Repeat the data word for word. Do not include the pictures.

Website and app data records
=== Section Start ===

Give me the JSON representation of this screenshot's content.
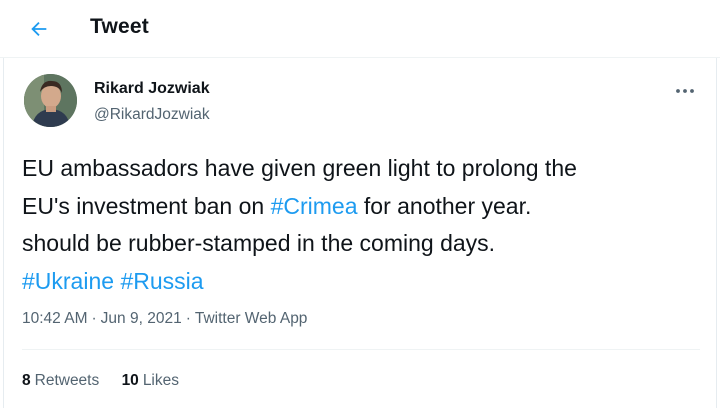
{
  "header": {
    "title": "Tweet",
    "back_icon": "arrow-left-icon"
  },
  "tweet": {
    "author_name": "Rikard Jozwiak",
    "author_handle": "@RikardJozwiak",
    "more_icon": "more-icon",
    "text": {
      "line1": "EU ambassadors have given green light to prolong the",
      "line2_pre": "EU's investment ban on ",
      "line2_tag": "#Crimea",
      "line2_post": " for another year.",
      "line3": "should be rubber-stamped in the coming days.",
      "tag_ukraine": "#Ukraine",
      "tag_russia": "#Russia"
    },
    "time": "10:42 AM",
    "date": "Jun 9, 2021",
    "source": "Twitter Web App",
    "separator": "·",
    "stats": {
      "retweets_count": "8",
      "retweets_label": "Retweets",
      "likes_count": "10",
      "likes_label": "Likes"
    }
  },
  "colors": {
    "accent": "#1d9bf0",
    "text": "#0f1419",
    "secondary": "#536471"
  }
}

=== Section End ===

__Exercise output__:
Give me the JSON representation of this screenshot's content.
{
  "header": {
    "title": "Tweet",
    "back_icon": "arrow-left-icon"
  },
  "tweet": {
    "author_name": "Rikard Jozwiak",
    "author_handle": "@RikardJozwiak",
    "more_icon": "more-icon",
    "text": {
      "line1": "EU ambassadors have given green light to prolong the",
      "line2_pre": "EU's investment ban on ",
      "line2_tag": "#Crimea",
      "line2_post": " for another year.",
      "line3": "should be rubber-stamped in the coming days.",
      "tag_ukraine": "#Ukraine",
      "tag_russia": "#Russia"
    },
    "time": "10:42 AM",
    "date": "Jun 9, 2021",
    "source": "Twitter Web App",
    "separator": "·",
    "stats": {
      "retweets_count": "8",
      "retweets_label": "Retweets",
      "likes_count": "10",
      "likes_label": "Likes"
    }
  },
  "colors": {
    "accent": "#1d9bf0",
    "text": "#0f1419",
    "secondary": "#536471"
  }
}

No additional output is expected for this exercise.